"Why raise the bridge when you can lower your expectations of the river?" Taz Mopula You may be surprised to learn that even the irrational, off-kilter, cattywhumpus and – yes, I’ll say it – whackadoomius among us gaze upon the vast, blank canvas of an unused year and think to ourselves – how can I do better? Of course, in our case this means – how can I be an even shinier wing nut, a more twisted slinky? Way back when, Mark Twain reminded us, “It isn’t easy being eccentric.” This observation is as true today as it was when he said it – which is why I’ve had a good long look my own shortcomings and failures in 2011 and put together a list of resolutions which – with luck – will make my humble blog even funnier in the weeks and months to come.
As 2011 slinks silently towards the exit sign, like a kleptomaniac at a bridal shower clutching a bag from Neiman Marcus, I must take time out from my busy schedule to pen, yet again, the Funny In The Head Family Letter.

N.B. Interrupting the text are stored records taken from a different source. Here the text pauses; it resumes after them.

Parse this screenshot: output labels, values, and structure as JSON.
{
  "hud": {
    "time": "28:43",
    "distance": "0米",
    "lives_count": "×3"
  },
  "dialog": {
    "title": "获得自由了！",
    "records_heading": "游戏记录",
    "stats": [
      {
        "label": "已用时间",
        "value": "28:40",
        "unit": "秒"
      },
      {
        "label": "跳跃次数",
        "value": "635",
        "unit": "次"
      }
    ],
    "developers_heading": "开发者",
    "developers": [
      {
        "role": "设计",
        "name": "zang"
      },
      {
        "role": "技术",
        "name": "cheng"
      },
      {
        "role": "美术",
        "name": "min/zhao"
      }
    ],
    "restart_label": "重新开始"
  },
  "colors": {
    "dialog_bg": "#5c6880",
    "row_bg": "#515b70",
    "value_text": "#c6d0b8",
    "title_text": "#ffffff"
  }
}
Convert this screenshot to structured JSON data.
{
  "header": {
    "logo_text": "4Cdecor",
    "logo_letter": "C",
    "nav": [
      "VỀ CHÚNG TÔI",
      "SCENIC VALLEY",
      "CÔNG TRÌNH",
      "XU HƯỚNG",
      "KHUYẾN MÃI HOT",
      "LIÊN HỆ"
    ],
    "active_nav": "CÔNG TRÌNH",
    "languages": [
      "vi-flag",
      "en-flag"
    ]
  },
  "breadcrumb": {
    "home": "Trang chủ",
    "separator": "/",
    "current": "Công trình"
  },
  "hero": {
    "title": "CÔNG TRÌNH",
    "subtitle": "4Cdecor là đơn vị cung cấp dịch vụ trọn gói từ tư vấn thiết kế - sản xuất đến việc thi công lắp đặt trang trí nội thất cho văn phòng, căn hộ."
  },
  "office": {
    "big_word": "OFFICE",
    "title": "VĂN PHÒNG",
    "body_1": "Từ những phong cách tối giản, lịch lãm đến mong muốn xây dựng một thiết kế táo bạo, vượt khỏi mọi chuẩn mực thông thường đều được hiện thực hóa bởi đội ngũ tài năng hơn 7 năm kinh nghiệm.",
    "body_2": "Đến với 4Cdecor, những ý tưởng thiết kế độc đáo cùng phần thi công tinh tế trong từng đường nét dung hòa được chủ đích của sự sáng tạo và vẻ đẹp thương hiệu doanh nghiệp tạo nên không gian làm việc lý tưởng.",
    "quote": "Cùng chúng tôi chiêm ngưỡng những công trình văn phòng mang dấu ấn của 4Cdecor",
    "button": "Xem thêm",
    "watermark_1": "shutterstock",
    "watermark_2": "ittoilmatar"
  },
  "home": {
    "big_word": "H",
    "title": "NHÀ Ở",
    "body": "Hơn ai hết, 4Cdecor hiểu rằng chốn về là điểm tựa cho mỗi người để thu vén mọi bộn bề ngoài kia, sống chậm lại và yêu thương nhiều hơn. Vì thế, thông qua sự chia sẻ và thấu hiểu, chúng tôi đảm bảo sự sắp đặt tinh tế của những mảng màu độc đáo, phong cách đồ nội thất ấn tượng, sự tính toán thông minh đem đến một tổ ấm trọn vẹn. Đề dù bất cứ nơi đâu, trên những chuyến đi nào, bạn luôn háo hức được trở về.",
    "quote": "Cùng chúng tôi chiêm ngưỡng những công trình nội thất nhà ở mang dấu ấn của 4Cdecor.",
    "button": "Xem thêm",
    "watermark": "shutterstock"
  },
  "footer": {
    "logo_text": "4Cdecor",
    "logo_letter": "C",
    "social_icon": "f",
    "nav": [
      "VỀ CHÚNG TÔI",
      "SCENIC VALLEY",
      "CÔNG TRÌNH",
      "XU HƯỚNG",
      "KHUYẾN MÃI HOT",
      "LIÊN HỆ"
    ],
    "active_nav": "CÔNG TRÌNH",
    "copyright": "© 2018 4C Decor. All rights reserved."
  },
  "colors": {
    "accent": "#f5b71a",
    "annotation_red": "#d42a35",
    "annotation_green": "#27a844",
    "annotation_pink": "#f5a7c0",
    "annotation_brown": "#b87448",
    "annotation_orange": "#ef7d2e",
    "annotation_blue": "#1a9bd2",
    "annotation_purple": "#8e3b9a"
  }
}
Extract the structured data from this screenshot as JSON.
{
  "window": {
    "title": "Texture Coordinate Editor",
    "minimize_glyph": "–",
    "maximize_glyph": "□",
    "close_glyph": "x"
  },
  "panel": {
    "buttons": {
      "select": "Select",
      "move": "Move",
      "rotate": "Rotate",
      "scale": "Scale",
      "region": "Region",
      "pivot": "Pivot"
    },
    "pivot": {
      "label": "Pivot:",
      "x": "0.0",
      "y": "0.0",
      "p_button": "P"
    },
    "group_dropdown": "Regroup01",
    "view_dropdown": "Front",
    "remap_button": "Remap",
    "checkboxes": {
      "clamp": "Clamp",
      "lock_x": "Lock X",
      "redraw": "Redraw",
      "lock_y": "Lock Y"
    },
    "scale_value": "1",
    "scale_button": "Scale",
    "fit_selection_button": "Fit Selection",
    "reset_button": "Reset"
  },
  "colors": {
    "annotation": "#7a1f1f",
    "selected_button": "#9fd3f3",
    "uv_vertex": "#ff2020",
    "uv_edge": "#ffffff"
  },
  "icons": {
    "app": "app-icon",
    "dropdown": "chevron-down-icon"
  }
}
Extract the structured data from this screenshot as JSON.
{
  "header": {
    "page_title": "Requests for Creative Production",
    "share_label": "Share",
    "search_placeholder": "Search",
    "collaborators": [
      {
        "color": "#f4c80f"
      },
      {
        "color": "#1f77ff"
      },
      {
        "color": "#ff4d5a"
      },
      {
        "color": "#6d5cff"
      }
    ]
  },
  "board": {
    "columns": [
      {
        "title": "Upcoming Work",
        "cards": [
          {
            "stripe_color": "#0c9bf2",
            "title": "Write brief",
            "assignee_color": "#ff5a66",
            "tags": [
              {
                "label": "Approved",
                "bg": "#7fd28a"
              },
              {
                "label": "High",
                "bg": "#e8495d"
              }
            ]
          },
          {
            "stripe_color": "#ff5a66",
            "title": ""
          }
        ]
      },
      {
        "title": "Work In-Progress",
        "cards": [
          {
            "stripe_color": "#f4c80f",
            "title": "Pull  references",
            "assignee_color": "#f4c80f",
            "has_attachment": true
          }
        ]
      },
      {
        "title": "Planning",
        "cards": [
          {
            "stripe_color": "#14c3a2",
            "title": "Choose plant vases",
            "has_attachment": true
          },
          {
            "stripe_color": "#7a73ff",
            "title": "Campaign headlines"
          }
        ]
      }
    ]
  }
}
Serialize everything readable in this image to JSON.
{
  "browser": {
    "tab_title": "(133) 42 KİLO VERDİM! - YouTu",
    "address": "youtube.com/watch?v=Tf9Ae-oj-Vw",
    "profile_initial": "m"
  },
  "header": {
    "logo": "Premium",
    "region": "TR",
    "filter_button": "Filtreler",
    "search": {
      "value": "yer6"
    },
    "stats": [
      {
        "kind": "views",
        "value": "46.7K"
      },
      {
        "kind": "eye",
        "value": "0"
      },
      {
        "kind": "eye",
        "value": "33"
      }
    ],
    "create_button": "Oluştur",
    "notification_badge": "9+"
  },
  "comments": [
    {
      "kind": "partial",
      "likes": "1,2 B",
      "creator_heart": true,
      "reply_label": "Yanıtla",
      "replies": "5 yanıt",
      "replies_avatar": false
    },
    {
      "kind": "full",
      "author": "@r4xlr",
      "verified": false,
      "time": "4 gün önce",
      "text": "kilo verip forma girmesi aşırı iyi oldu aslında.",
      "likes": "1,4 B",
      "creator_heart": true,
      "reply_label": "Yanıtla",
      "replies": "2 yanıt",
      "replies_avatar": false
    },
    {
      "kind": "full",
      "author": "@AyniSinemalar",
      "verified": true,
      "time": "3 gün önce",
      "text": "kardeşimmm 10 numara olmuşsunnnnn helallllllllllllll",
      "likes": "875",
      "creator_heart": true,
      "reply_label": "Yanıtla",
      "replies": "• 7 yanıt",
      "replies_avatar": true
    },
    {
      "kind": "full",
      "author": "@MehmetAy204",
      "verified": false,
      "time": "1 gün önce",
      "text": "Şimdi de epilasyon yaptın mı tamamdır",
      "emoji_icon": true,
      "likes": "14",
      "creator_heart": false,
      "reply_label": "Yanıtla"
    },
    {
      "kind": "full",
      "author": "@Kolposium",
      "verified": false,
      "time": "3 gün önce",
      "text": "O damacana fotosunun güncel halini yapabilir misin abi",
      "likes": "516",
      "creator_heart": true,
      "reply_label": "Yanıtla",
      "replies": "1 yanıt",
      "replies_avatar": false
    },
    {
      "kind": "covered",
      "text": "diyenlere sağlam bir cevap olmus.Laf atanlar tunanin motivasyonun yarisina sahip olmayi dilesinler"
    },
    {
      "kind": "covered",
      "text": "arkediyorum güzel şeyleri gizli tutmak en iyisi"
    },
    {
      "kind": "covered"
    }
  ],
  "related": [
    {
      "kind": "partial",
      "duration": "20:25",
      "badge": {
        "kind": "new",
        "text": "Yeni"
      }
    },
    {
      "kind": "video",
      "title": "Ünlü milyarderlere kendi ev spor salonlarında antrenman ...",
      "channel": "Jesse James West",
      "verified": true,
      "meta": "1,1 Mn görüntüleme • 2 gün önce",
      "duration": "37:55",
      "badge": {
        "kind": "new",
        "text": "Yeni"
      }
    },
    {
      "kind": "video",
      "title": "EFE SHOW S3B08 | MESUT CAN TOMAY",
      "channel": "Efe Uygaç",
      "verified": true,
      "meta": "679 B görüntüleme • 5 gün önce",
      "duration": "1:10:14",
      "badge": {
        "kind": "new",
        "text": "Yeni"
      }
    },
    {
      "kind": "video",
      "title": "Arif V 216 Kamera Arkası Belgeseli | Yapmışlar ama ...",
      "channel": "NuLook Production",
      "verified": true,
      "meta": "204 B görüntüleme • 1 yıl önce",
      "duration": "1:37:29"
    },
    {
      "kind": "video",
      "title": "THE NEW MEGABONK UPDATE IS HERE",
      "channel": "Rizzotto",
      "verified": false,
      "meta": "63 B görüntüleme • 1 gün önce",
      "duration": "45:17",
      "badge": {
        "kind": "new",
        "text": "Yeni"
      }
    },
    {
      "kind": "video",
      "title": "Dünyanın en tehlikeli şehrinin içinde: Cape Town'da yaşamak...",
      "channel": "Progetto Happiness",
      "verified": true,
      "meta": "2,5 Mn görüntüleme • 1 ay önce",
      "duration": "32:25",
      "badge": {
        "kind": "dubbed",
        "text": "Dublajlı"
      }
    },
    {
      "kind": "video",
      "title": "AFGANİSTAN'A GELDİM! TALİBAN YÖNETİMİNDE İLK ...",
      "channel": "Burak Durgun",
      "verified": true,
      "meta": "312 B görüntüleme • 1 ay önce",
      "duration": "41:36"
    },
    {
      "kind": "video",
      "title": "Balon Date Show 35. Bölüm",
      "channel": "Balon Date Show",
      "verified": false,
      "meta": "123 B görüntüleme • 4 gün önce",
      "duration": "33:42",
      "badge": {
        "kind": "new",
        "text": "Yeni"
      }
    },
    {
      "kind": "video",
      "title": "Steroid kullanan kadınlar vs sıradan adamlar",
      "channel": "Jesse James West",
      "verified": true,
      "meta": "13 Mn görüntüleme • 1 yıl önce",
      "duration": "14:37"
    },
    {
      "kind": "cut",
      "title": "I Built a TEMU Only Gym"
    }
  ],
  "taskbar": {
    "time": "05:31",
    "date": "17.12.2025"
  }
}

Naturally, both of us would much rather speak with all of you individually but, between making Halloween costumes for the homeless, managing our halfway house for wayward squirrels, and building awareness for The Hugh Manatee Memorial Foundation, there simply isn’t enough time. (By the way, our new slogan, “Oh The Hugh Manatee Foundation” has been very well received.)
It has been said that - an expectation is a preplanned resentment – and since the holiday season is built upon wave after wave of rosy, grandiose expectations it is reasonable to imagine that an avalanche of resentments ready to sleigh you cannot be far behind. This is particularly true for those of us who every day unwrap that most bizarre of all gifts, commonly referred to as mental illness. As ever, your friends at Funny In The Head are here to help.